No doubt, most of these changes resulted in adjustments by players, necessitating more changes by the game’s administrators. In 1925, they reduced the requirement from a player needing at least three opponents between them and the goal to two, subtly moving to favor attackers.
These changes seemed to have worked, and since then, tweaks to rules have been minor and rare. In the 1990s, an attacker being level with the last two defenders began being considered onside. And only in 2005 were regulations of specific parts of a body being offside introduced.
Making Offside Calls During a Game
While the rules regarding offside calls are relatively straightforward, making them in the middle of a fast-flowing series of runs or a scrappy crowded game can be highly challenging. Assistant referees who patrol the sidelines have the best view of who is where on the pitch, which is why they make the offside call by raising their flags.
Moreover, professional referees are highly trained, and referees who officiate the most important matches, such as the top-tier European national leagues and international tournaments like the World Cup, have years of match experience. Despite this, errors do occur. They can even make the difference between winning and losing in the most competitive matches.
After recurring controversies over offside rules, the sport’s governing body, FIFA, introduced Video Assistant Referee or VAR technology to help referees make more accurate offside calls. Of course, replaying footage in slow motion only led to more controversies.
At the 2022 world cup, FIFA will introduce ball sensors that can pick up a ball’s precise location 500 times a second to help improve referee calls. Despite this, I have a feeling controversies surrounding offside calls will refuse to die.
Of course, some people have made a case for getting rid of the rule altogether. They argue that removing the offside rule will lead to more dynamic, attacking play and make games more exciting. For justification, they point to field hockey, where the removal of offside rules has had just such an effect.
The Infamous Offside Trap
An offside trap is precisely what it sounds like, a tactic designed to use offside rules in favor of the defending team.
The strategy is pretty old, going back to the early 20th century. It involves the defensive players of a team moving up simultaneously, placing an attacking opponent in an offside position just as a teammate is about to pass them the ball.
For obvious reasons, the tactic is fraught with risk. Poorly timed, it can leave a dangerous opponent lots of room to make an attacking foray and have disastrous consequences. Moreover, playing fields are usually noisy, and hearing a teammate’s calls may be difficult.

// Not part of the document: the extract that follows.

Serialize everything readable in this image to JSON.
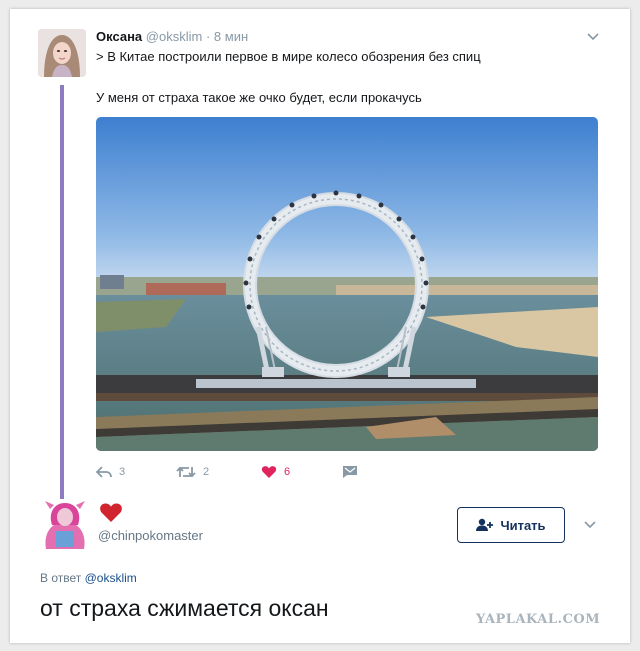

Opponents can also pick up on calls, so they need to be subtle or constantly evolving to be successful. Finally, for an offside trap to work effectively, defensive players need to be perfectly aligned and move as one. A quick attacking player will ruthlessly expose flaws in the strategy.
Recent developments in rules – such as allowing players in line with the second-last opponent to be considered onside – have only made the strategy riskier. However, playing tactics have changed too, and teams use through balls less frequently, making the trap less effective, to begin with.
Offside rules in soccer intend to create a fair balance between attacking and defensive play. They stipulate the degree of advantage an attacking player may take by positioning himself close to the opposing goal and behind their opponents when the ball is not in the area. Being offside is not an offense; however, influencing play from an offside position is.
- IFAB: Laws of the Game 20/21
- The Conversation: Euro 2020: the history of the offside rule and the debates that have raged to abolish it
- ESPN: The VAR Review: What happens next after controversy for Newcastle and West Ham, Martinelli’s goal, Villa offside
- Starter Soccer: Is There a Sensor in Soccer Balls and What Are They Used for?
- Coachingamericansoccer.com: THE OFFSIDE TRAP